Niles West’s Muslims Celebrate Eid-ul-Fitr

By Hafsa Wahid

Sophomore Hafsa Wahid shares why Ramadan is her favorite month.

Eid-ul-Fitr, the Muslim holiday, is celebrated after 29 or 30 days of Ramadan. Eid-ul-Fitr might be on Tuesday or Wednesday of this week. The controversy of when Eid actually occurs will always remain there because of the different opinions about when the moon was sighted.

In Ramadan, Muslims fast from dusk to dawn because we believe that the Qur’an, our holy book, was revealed during this month. The Qur’an is a guidance for all Muslims. It clearly lays out the way we should live to earn salvation and is certainly a blessing for all Muslims.

Ramadan is also celebrated so that we may learn to be patient. It is a way to step into the shoes of some unfortunate people and see how they must feel when food is extremely scarce to them.

This holy month is not just a month for hunger and thirst. It is also a time where all Muslims are asked to critically evaluate themselves. They are to change their bad habits and refrain from them also. As I like to think of it, Ramadan is a training camp, where we learn how we should act for our entire lives in 29 to 30 days.

In Ramadan we also pray a special prayer called taraweeh. Some people visit the mosque to complete this prayer, while some stay at home. This year, I went to the mosque, and the recitation of the Qur’an was incredible. Even if I was bothered about something, I would forget all of it during those prayers.

Although some non-Muslims may not understand why, I love this month. It is a month where I feel as if everything is peaceful and calm. Nothing goes awry. It’s a fantastic experience. Fasting in the summer is not the easiest, but the feeling of accomplishment that comes over you at dusk, the time to open your fast, is incomparable.

As this blessed month approaches its end, I can’t help but feel sorrow wash over me. This month was amazing. I got time to bond with my family and learn much more about Islam.

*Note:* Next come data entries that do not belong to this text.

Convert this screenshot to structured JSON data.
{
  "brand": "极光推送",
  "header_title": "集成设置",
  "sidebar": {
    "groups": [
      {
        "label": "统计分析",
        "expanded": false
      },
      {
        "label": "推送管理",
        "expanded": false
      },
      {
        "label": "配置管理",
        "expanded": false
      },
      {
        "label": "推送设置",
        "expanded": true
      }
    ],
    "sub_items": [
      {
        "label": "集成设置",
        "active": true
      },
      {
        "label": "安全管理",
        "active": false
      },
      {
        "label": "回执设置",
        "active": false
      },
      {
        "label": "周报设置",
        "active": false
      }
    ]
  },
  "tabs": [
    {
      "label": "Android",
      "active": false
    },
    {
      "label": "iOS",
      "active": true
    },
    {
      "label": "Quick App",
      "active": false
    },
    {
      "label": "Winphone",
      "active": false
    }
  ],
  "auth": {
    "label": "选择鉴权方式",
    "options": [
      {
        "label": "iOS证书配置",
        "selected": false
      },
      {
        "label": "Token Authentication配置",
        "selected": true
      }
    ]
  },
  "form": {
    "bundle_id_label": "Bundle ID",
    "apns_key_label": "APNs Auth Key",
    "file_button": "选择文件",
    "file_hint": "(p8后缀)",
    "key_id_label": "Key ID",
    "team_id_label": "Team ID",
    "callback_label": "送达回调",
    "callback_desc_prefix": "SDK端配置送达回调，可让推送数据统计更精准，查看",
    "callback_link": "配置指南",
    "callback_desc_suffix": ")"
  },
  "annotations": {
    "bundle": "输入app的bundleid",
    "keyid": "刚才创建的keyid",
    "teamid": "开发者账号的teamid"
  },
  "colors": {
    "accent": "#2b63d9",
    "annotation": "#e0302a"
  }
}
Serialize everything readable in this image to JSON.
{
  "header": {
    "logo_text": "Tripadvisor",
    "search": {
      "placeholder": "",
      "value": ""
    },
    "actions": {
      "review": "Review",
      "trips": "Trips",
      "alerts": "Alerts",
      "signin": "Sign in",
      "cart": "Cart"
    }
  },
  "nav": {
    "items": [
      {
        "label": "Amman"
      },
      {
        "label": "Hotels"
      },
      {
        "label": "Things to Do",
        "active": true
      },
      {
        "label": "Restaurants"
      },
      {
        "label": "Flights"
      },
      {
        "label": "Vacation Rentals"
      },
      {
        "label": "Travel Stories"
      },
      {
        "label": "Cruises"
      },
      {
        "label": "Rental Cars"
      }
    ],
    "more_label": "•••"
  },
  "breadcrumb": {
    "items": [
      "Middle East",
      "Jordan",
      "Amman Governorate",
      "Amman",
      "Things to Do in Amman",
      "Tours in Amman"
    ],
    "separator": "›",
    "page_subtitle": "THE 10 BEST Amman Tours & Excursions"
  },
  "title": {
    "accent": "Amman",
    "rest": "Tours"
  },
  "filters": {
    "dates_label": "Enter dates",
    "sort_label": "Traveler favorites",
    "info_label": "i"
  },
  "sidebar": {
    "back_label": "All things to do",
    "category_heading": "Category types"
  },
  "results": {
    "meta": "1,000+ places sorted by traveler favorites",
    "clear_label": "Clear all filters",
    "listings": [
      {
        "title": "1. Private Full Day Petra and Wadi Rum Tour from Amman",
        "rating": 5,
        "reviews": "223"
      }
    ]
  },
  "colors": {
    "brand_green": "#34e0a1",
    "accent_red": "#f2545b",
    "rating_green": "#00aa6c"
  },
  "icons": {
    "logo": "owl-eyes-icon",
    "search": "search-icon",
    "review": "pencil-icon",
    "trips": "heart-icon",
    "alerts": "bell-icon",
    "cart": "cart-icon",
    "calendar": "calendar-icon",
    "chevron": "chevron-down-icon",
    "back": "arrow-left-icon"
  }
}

But like it or not Eid is almost here. Eid is celebrated after 29 or 30 days of fasting. In order to celebrate Eid the moon must be sighted, since Muslims use an Islamic lunar calendar. I wonder if the moon will be sighted today!

Eid during school days is usually pretty hectic for me and probably for most Muslim students who do their homework on time. Tonight, since I am unsure of when Eid is, I will complete both today’s homework and also that of tomorrow. So much work!

After I finish that, I will have to wait for news about the moon. Usually there are long meetings between mosque committees before the announcement of the moon is made. I am hoping this year the announcement will me made earlier! Then I will apply henna designs on all four sides of my hands because it is a yearly ritual I do not want to break.

Afterwards, I shall drift off to bed because I will have to wake up early in the morning to go to Holiday Inn, which will be holding Eid prayers in the morning. The prayers will end shortly with an Islamic speech at the end. This speech concludes with everyone standing up and congratulating each other for completing the month of Ramadan with patience.

When this hugging and kissing session will be completed, I will return home to a deliciously prepared breakfast. The rest of the day proceeds with meeting family members and usually going out somewhere at night.

I can’t wait till Eid. But when I think of Eid I think of the big loads of homework I will have to do. It will be a load of work to do covering two days of school. I deeply feel sorry for all Muslim students.

But although we all complain that we should get a day off from school for Eid, it’s impossible for our board. They have to have the holidays and breaks in the middle of school decided before school starts. I know some groups of Muslims do decide the day of Eid beforehand but most Muslims don’t. I believe that the moon should be sighted on the day before. This difference of opinion amongst Muslims causes some confusion and makes it impossible to declare a day off.

There’s a huge amount of Muslim students at Niles West. Some like me will not attend school on Eid. The school will probably seem empty on the day of Eid.

“ I am not going to school on Eid,” said freshman Saba Ali.

Some students are also deciding to go to school on Eid because of the work they cannot miss.

Freshman Wardah Arifi says, “ I might go to school on Eid for the first time because of all the work I cannot miss.”

It’s hard but what we have learned from Ramadan is to be patient and calm. We should put that into effect and we’ll be fine.

I do not know, at this point and time, when Eid is but I would like to say Happy Eid or if you prefer Eid Mubarak, to all of you in advance.

Eid Mubarak Niles West!